lloyd.io is the personal website of Lloyd Hilaiel, a software engineer who works for Team Ozlo and lives in Denver.

All the stuff you'll find here is available under a CC BY-SA 3.0 license (use it and change it, just don't lie about who wrote it). Icons on this site are commercially available from steedicons.com. Fonts used are available in Google's Web Font directory, and I'm using Ubuntu and Lekton. Finally, Jekyll is used for site rendering.

Finally, Atul, Pascal, and Stephen inspired the site's design.
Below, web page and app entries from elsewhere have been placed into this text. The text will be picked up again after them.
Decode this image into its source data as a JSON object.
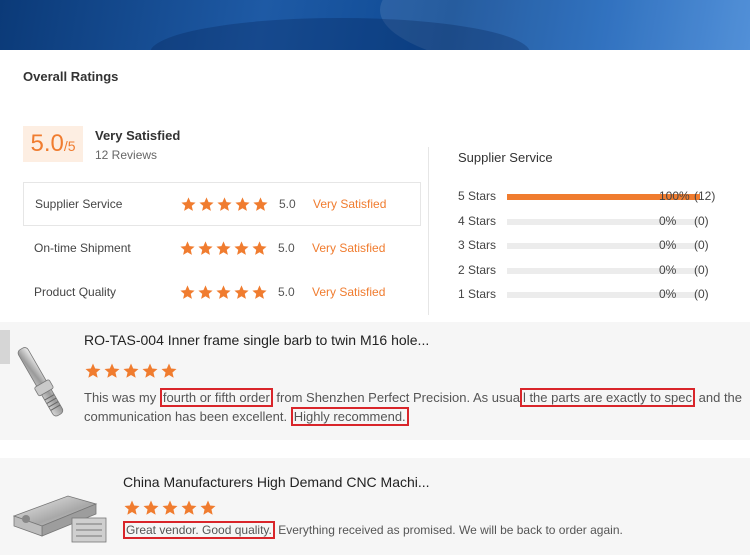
{
  "overall": {
    "title": "Overall Ratings",
    "score": "5.0",
    "score_max": "/5",
    "label": "Very Satisfied",
    "review_count": "12 Reviews",
    "accent_color": "#f07c2f"
  },
  "ratings": [
    {
      "name": "Supplier Service",
      "stars": 5,
      "value": "5.0",
      "label": "Very Satisfied"
    },
    {
      "name": "On-time Shipment",
      "stars": 5,
      "value": "5.0",
      "label": "Very Satisfied"
    },
    {
      "name": "Product Quality",
      "stars": 5,
      "value": "5.0",
      "label": "Very Satisfied"
    }
  ],
  "distribution": {
    "title": "Supplier Service",
    "rows": [
      {
        "label": "5 Stars",
        "fraction": 1.0,
        "percent": "100%",
        "count": "(12)"
      },
      {
        "label": "4 Stars",
        "fraction": 0.0,
        "percent": "0%",
        "count": "(0)"
      },
      {
        "label": "3 Stars",
        "fraction": 0.0,
        "percent": "0%",
        "count": "(0)"
      },
      {
        "label": "2 Stars",
        "fraction": 0.0,
        "percent": "0%",
        "count": "(0)"
      },
      {
        "label": "1 Stars",
        "fraction": 0.0,
        "percent": "0%",
        "count": "(0)"
      }
    ]
  },
  "reviews": [
    {
      "product_title": "RO-TAS-004 Inner frame single barb to twin M16 hole...",
      "stars": 5,
      "text_parts": [
        {
          "text": "This was my ",
          "highlight": false
        },
        {
          "text": "fourth or fifth order",
          "highlight": true
        },
        {
          "text": " from Shenzhen Perfect Precision. As usua",
          "highlight": false
        },
        {
          "text": "l the parts are exactly to spec",
          "highlight": true
        },
        {
          "text": " and the communication has been excellent. ",
          "highlight": false
        },
        {
          "text": "Highly recommend.",
          "highlight": true
        }
      ]
    },
    {
      "product_title": "China Manufacturers High Demand CNC Machi...",
      "stars": 5,
      "text_parts": [
        {
          "text": "Great vendor. Good quality.",
          "highlight": true
        },
        {
          "text": " Everything received as promised. We will be back to order again.",
          "highlight": false
        }
      ]
    }
  ]
}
And in case you're interested, this site's code is available on github.

ruby 1.8.6 vs 1.9 - performance & memory usage
2008-05-15 00:00:00 -0700

Seeing all this action in ruby trunk, combined with what I’ve read ’round the net had piqued my interest in 1.9 performance differences.

Given the set of contributed benchmarks that I used when developing the inital patch to improve the reclamation and decrease memory usage of ruby, I did some comparisons of ruby 1.9 vs ruby 1.8.6, and of ruby 1.9 vs a patched ruby 1.8.6.

In short, looking at this data leads me to some preliminary conclusions:

So why is memory usage important? Well, here I’m personally biased. My primary day to day application of ruby is embedding. In this scenario, I really want a small and tight ruby that I can use to move a buncha code out of c++ and into ruby. I’m also interested in portability of ruby to less capable devices. In both of these situations, memory usage is an important factor. Additionally, I think more generally, low memory usage minimizes the copy on write issues prevalent in ruby on rails environments. If the process has a small, tight, compact heap, it doesn’t matter so much that we have to copy the whole thing on each fork.

My educated guess here is that we could focus energy on minimizing memory usage rather than a external bitset, and we’d get the desired COW friendly ruby at a similar (minimal) performance cost, but the solution would yield more across-the-board benefits. To be clear, moving mark bits into a external data structure (and out of the heap) is really an optimization focused at ruby in web environments that comes with a cost. I don’t want to pay this performance penalty for something that doesn’t really benefit me.

So I guess the task is to continue to follow 1.9 and to attempt to figure out which 2 lines are inverted that could really make the difference… It can’t be too hard, right?

till the next,